Records from a data collection
********************
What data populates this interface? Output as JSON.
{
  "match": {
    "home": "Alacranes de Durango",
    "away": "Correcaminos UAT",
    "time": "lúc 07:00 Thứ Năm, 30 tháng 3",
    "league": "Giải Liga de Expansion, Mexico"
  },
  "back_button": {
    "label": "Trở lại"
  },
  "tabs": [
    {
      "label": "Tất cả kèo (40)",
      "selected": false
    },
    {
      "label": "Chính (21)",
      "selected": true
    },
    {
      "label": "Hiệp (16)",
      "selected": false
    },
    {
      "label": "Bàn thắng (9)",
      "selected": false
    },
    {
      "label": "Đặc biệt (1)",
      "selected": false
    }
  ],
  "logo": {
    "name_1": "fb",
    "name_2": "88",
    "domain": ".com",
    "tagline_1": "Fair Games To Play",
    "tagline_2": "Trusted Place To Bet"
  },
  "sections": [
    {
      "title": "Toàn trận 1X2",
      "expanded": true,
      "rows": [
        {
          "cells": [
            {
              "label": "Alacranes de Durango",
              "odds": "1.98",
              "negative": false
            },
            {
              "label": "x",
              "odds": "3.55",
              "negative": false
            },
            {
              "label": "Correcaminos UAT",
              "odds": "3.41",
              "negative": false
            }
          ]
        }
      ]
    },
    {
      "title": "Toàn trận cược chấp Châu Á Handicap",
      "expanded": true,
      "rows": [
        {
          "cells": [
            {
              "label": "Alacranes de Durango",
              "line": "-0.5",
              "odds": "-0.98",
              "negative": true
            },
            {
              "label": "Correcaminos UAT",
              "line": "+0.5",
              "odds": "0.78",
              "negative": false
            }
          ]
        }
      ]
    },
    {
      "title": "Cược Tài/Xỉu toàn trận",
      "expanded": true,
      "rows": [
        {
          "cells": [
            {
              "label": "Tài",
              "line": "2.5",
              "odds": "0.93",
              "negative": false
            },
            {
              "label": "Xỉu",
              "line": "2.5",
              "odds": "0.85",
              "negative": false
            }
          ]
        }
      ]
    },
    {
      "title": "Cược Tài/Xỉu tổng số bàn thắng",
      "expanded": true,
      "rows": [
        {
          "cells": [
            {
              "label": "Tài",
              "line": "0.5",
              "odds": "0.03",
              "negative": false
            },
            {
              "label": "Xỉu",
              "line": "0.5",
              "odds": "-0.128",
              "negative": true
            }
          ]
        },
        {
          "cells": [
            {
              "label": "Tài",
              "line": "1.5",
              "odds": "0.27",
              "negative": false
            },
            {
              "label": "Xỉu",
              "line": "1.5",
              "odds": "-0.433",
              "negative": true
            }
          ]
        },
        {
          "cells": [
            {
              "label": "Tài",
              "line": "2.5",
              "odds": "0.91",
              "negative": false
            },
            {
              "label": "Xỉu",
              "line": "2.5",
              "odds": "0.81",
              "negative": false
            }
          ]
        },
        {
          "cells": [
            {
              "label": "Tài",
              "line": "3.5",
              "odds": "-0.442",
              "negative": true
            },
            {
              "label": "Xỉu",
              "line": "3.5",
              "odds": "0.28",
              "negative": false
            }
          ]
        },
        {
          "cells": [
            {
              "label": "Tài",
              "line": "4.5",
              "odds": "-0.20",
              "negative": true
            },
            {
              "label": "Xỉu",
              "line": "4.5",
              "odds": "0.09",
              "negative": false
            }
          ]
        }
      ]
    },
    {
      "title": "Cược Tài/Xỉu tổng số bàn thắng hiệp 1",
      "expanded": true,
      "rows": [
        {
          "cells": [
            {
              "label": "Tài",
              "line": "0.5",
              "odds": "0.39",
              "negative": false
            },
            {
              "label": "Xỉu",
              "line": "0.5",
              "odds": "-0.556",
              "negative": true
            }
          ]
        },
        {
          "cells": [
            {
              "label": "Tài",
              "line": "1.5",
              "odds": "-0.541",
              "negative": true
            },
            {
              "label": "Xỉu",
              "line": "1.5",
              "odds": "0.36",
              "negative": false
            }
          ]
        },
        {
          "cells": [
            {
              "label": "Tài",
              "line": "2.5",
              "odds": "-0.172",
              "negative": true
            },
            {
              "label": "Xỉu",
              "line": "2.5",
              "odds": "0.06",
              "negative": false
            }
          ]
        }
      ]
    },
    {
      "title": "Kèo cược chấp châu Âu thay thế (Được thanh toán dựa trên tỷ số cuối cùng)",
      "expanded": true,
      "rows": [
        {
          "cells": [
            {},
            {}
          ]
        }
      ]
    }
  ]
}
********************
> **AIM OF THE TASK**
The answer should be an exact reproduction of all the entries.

> **ANSWER**
What data populates this interface? Output as JSON.
{
  "match": {
    "home": "Alacranes de Durango",
    "away": "Correcaminos UAT",
    "time": "lúc 07:00 Thứ Năm, 30 tháng 3",
    "league": "Giải Liga de Expansion, Mexico"
  },
  "back_button": {
    "label": "Trở lại"
  },
  "tabs": [
    {
      "label": "Tất cả kèo (40)",
      "selected": false
    },
    {
      "label": "Chính (21)",
      "selected": true
    },
    {
      "label": "Hiệp (16)",
      "selected": false
    },
    {
      "label": "Bàn thắng (9)",
      "selected": false
    },
    {
      "label": "Đặc biệt (1)",
      "selected": false
    }
  ],
  "logo": {
    "name_1": "fb",
    "name_2": "88",
    "domain": ".com",
    "tagline_1": "Fair Games To Play",
    "tagline_2": "Trusted Place To Bet"
  },
  "sections": [
    {
      "title": "Toàn trận 1X2",
      "expanded": true,
      "rows": [
        {
          "cells": [
            {
              "label": "Alacranes de Durango",
              "odds": "1.98",
              "negative": false
            },
            {
              "label": "x",
              "odds": "3.55",
              "negative": false
            },
            {
              "label": "Correcaminos UAT",
              "odds": "3.41",
              "negative": false
            }
          ]
        }
      ]
    },
    {
      "title": "Toàn trận cược chấp Châu Á Handicap",
      "expanded": true,
      "rows": [
        {
          "cells": [
            {
              "label": "Alacranes de Durango",
              "line": "-0.5",
              "odds": "-0.98",
              "negative": true
            },
            {
              "label": "Correcaminos UAT",
              "line": "+0.5",
              "odds": "0.78",
              "negative": false
            }
          ]
        }
      ]
    },
    {
      "title": "Cược Tài/Xỉu toàn trận",
      "expanded": true,
      "rows": [
        {
          "cells": [
            {
              "label": "Tài",
              "line": "2.5",
              "odds": "0.93",
              "negative": false
            },
            {
              "label": "Xỉu",
              "line": "2.5",
              "odds": "0.85",
              "negative": false
            }
          ]
        }
      ]
    },
    {
      "title": "Cược Tài/Xỉu tổng số bàn thắng",
      "expanded": true,
      "rows": [
        {
          "cells": [
            {
              "label": "Tài",
              "line": "0.5",
              "odds": "0.03",
              "negative": false
            },
            {
              "label": "Xỉu",
              "line": "0.5",
              "odds": "-0.128",
              "negative": true
            }
          ]
        },
        {
          "cells": [
            {
              "label": "Tài",
              "line": "1.5",
              "odds": "0.27",
              "negative": false
            },
            {
              "label": "Xỉu",
              "line": "1.5",
              "odds": "-0.433",
              "negative": true
            }
          ]
        },
        {
          "cells": [
            {
              "label": "Tài",
              "line": "2.5",
              "odds": "0.91",
              "negative": false
            },
            {
              "label": "Xỉu",
              "line": "2.5",
              "odds": "0.81",
              "negative": false
            }
          ]
        },
        {
          "cells": [
            {
              "label": "Tài",
              "line": "3.5",
              "odds": "-0.442",
              "negative": true
            },
            {
              "label": "Xỉu",
              "line": "3.5",
              "odds": "0.28",
              "negative": false
            }
          ]
        },
        {
          "cells": [
            {
              "label": "Tài",
              "line": "4.5",
              "odds": "-0.20",
              "negative": true
            },
            {
              "label": "Xỉu",
              "line": "4.5",
              "odds": "0.09",
              "negative": false
            }
          ]
        }
      ]
    },
    {
      "title": "Cược Tài/Xỉu tổng số bàn thắng hiệp 1",
      "expanded": true,
      "rows": [
        {
          "cells": [
            {
              "label": "Tài",
              "line": "0.5",
              "odds": "0.39",
              "negative": false
            },
            {
              "label": "Xỉu",
              "line": "0.5",
              "odds": "-0.556",
              "negative": true
            }
          ]
        },
        {
          "cells": [
            {
              "label": "Tài",
              "line": "1.5",
              "odds": "-0.541",
              "negative": true
            },
            {
              "label": "Xỉu",
              "line": "1.5",
              "odds": "0.36",
              "negative": false
            }
          ]
        },
        {
          "cells": [
            {
              "label": "Tài",
              "line": "2.5",
              "odds": "-0.172",
              "negative": true
            },
            {
              "label": "Xỉu",
              "line": "2.5",
              "odds": "0.06",
              "negative": false
            }
          ]
        }
      ]
    },
    {
      "title": "Kèo cược chấp châu Âu thay thế (Được thanh toán dựa trên tỷ số cuối cùng)",
      "expanded": true,
      "rows": [
        {
          "cells": [
            {},
            {}
          ]
        }
      ]
    }
  ]
}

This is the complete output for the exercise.